The list of food will provide you with more energy while still being nutrient dense. This list contains more nuts, seeds, dairy and fattier cuts of meat.
As shown in this chart, these high energy density foods are not as nutrient dense as the lower energy density foods, however, they are still an improvement compared to the average of all of the food in the USDA database.
Energy density and satiety
Satiety is complex and involves more than just eating foods that are bulkier. Ensuring your diet contains enough protein (the most satiating macronutrient) and micronutrients (to avoid cravings), along with stabilising swings in your blood sugar (with a lower insulin load diet) are all pieces of the satiety puzzle.
One of the most interesting pieces of research into satiety is a 1995 paper by Susanne Holt and colleagues, “A satiety index of common foods”. This study fed participants 1000 kJ (239 calories) of various foods and looked at how much people ate at a subsequent meal. The study found that how much our stomach stretches is a significant factor in determining how satiating a particular food is.
The chart below shows SELFNutritionData.com‘s analysis of the data from the 1995 paper which they used to develop their Fullness Factor. This regression analysis shows that satiety per calorie tends to be positively correlated with:
- lower energy density (i.e. calories per 100g of food),
- higher protein content,
- higher fibre, and
- lower fat.
The most energy dense foods
The table below shows the energy density (i.e. calories per 100 g) of a range of foods and their weight per 500 calories.
|food||calories / 100g||weight / 500 calories (g)|
You might be able to eat more at dinner if you had a 40 g of chips for lunch compared to three kilograms of mushrooms or celery even though they both contain the same amount of energy.
Show me the data!
For those who like to see the numbers, the table below shows the energy density, nutrient density, macros and % insulinogenic of a range of food lists that we can quantify. The list is sorted from the lowest energy density to the highest energy density.
- The energy density of real food can range from 30 to 450 calories per 100 grams.
- The lowest and highest energy density foods are not necessarily the most nutrient dense, however, nutrient dense food tends to have a lower energy density.
- The foods that contain very high levels of fat will be energy dense and not necessarily as nutritious on a calorie for calorie basis.
- The weight loss approaches have a lower energy density.
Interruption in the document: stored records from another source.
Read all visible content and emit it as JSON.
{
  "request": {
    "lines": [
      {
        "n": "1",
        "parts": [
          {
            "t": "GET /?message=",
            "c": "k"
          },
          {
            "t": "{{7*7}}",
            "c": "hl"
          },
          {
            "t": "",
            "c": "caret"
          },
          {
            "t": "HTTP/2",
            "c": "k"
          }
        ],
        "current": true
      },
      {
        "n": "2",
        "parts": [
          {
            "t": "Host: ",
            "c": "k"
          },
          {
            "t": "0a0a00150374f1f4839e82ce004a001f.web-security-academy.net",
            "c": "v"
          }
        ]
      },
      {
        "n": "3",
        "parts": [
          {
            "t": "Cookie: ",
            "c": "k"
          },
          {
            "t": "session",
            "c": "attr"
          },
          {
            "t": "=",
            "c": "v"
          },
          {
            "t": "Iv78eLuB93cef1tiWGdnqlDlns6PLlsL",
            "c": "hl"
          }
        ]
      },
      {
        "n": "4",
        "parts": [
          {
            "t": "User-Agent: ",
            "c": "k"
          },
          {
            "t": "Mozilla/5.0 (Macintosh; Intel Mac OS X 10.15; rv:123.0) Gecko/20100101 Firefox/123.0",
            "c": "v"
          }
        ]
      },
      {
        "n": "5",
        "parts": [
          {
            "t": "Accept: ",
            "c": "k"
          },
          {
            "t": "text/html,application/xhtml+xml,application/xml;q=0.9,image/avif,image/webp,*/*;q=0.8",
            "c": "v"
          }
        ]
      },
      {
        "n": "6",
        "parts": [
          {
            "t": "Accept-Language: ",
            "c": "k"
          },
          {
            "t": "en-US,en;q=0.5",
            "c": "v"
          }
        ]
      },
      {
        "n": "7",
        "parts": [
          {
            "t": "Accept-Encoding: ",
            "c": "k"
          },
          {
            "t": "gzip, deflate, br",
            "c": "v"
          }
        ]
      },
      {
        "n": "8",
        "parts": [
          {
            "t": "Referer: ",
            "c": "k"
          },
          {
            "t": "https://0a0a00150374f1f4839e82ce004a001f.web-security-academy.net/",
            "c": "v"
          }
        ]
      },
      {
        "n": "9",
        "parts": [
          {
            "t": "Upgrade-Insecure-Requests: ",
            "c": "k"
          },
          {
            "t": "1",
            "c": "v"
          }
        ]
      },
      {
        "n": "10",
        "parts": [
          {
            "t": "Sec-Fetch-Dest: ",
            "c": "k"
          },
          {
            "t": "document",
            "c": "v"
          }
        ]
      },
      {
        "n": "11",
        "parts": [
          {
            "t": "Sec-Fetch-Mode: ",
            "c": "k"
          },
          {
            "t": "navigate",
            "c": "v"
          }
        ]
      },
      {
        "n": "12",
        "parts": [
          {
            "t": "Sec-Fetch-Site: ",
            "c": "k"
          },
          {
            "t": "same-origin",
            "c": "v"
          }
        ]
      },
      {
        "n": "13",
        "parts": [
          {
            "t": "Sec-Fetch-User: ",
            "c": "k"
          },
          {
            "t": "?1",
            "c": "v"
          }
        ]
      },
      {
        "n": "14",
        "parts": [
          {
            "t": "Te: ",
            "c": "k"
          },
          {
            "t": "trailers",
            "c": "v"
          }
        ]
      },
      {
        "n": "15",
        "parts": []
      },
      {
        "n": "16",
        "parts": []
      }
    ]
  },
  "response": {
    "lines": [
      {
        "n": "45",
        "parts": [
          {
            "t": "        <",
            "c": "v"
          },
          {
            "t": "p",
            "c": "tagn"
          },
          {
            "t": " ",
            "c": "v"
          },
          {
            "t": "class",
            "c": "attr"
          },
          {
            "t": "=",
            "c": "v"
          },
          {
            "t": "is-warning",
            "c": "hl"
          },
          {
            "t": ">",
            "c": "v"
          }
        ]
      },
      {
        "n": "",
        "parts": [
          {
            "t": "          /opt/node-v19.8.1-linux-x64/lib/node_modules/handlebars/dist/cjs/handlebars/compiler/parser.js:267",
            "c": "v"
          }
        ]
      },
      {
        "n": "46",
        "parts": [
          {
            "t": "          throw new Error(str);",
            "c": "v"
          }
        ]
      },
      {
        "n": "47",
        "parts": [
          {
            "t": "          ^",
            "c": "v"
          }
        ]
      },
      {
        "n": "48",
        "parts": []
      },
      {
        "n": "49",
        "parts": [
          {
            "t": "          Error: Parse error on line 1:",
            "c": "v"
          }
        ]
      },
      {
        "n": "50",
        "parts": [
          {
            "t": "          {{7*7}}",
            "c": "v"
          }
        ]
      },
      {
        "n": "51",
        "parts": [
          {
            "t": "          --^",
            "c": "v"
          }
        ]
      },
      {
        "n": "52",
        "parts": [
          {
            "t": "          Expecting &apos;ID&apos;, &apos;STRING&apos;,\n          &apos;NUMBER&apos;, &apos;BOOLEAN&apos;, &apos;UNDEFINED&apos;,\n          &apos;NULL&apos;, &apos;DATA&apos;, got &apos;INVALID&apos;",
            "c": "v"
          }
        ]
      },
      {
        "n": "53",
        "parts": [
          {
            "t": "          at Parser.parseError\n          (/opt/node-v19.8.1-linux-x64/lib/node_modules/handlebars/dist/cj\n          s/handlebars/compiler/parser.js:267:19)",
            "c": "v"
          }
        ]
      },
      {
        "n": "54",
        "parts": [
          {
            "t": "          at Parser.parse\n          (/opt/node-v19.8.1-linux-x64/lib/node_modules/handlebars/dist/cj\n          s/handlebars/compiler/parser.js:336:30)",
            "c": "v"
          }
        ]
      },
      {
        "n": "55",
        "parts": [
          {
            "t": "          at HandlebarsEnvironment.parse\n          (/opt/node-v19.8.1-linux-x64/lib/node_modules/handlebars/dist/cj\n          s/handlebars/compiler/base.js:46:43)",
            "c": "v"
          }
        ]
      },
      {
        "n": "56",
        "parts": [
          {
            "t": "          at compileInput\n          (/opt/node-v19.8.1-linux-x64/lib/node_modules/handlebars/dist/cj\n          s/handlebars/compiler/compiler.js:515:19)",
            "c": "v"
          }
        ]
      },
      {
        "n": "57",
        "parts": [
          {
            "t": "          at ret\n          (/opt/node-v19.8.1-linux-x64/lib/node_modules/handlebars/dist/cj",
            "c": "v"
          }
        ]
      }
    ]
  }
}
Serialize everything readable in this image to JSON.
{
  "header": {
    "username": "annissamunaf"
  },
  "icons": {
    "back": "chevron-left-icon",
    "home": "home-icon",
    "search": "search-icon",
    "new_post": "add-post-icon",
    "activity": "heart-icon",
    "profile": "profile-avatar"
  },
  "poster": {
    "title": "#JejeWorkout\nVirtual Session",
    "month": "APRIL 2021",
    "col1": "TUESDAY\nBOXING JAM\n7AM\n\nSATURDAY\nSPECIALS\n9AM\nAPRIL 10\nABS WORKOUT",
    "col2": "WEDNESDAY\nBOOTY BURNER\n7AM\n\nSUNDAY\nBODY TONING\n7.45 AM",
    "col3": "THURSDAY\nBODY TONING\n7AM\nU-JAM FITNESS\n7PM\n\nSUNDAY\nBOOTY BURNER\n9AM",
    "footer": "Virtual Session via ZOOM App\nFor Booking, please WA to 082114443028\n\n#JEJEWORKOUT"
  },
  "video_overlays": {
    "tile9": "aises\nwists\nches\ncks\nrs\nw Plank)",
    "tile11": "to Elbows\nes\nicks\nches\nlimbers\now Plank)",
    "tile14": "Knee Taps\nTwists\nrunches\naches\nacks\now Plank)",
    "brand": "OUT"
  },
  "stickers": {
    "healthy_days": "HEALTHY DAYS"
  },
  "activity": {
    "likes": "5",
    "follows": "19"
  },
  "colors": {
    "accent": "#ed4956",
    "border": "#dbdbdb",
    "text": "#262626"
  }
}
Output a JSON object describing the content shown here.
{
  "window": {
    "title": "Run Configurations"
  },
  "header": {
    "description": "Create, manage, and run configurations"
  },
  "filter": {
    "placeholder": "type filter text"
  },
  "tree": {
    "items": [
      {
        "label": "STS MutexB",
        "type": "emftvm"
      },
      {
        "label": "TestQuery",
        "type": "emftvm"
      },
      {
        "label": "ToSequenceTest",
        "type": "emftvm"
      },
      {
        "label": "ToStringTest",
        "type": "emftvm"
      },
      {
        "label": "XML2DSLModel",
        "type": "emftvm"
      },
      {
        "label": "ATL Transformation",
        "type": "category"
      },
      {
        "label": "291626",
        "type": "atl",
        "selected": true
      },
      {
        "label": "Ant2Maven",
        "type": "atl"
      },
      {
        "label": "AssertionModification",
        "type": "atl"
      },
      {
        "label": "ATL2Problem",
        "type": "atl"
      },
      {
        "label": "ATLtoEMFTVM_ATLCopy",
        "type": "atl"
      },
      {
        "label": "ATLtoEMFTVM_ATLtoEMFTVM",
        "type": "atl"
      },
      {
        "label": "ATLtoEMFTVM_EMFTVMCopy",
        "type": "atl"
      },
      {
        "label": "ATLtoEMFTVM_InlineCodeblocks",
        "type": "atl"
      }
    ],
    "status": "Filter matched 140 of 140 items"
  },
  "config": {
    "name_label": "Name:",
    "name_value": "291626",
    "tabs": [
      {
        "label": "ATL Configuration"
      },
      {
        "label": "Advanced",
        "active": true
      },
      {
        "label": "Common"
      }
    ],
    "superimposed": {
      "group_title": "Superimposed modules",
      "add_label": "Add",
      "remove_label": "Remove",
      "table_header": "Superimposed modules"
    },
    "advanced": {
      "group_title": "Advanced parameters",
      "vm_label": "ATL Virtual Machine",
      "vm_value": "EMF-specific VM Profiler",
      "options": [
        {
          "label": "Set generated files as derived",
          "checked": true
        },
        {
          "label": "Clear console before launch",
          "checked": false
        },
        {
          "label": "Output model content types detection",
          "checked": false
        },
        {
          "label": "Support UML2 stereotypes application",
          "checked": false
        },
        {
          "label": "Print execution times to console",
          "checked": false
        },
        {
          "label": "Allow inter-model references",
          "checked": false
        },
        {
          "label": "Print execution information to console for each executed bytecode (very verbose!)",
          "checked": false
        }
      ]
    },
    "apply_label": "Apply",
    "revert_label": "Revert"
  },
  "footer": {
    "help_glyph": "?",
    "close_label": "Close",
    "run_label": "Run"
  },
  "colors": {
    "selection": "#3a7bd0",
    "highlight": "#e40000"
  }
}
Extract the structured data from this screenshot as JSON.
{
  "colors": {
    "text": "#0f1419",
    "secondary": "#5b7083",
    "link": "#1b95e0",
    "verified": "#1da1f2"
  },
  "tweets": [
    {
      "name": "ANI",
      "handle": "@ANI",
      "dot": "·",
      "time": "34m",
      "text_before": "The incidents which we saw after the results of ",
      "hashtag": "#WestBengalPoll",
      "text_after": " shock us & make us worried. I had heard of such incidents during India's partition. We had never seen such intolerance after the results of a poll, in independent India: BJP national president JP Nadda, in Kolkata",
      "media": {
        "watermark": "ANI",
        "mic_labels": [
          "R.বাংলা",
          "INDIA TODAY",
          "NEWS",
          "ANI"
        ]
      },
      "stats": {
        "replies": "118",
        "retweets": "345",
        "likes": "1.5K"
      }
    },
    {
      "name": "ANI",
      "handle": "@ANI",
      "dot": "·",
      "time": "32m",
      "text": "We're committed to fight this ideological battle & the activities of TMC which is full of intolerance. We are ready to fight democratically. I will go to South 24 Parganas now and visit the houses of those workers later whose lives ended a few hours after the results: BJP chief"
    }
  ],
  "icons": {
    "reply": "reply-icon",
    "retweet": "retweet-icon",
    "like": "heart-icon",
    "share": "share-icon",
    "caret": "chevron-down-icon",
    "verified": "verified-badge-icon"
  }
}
However, if you are trying to maintain weight or are very active you can still get a fairly nutritious outcome with higher energy approach.
|approach||nutrient density score||density (cals/100g)||protein (%)||fat (%)||net carbs(%)||insulinogenic (%)|
|lowest energy density||61||30||20||10||52||63|
|weight loss (insulin sensitive)||93||83||42||17||26||50|
|weight loss (insulin resistant)||92||104||41||25||19||42|
|highest fibre foods||64||105||20||9||42||53|
|the most nutritious foods||93||107||43||18||24||49|
|highest protein foods||57||131||77||21||2||45|
|energy dense foods for athletes||87||351||34||36||21||40|
|lowest fibre foods||41||404||20||76||3||14|
|well formulated ketogenic||47||426||16||73||4||13|
|most ketogenic foods||30||467||15||80||3||11|
When do we use energy density?
The table below shows when Nutrient Optimiser uses energy density diet based on your blood glucose levels and waist to height ratio.
|approach||average blood sugar||HbA1c (%)||waist : height ratio||energy density|
|weight loss (insulin resistant)||100 – 108||5.4 – 6.0||5.0 – 5.4%||> 0.5||lower|
|weight loss (insulin sensitive)||< 97||< 5.4||< 5.0%||> 0.5||lower|
|Bodybuilder (bulking)||< 97||< 5.4||< 5.0%||< 0.5||higher|
|endurance athlete||< 97||< 5.4||< 5.0%||< 0.5||higher|
If you haven’t yet, make sure you head over to the Nutrient Optimiser get your free report complete which includes a list of foods and meals tailored to your goals.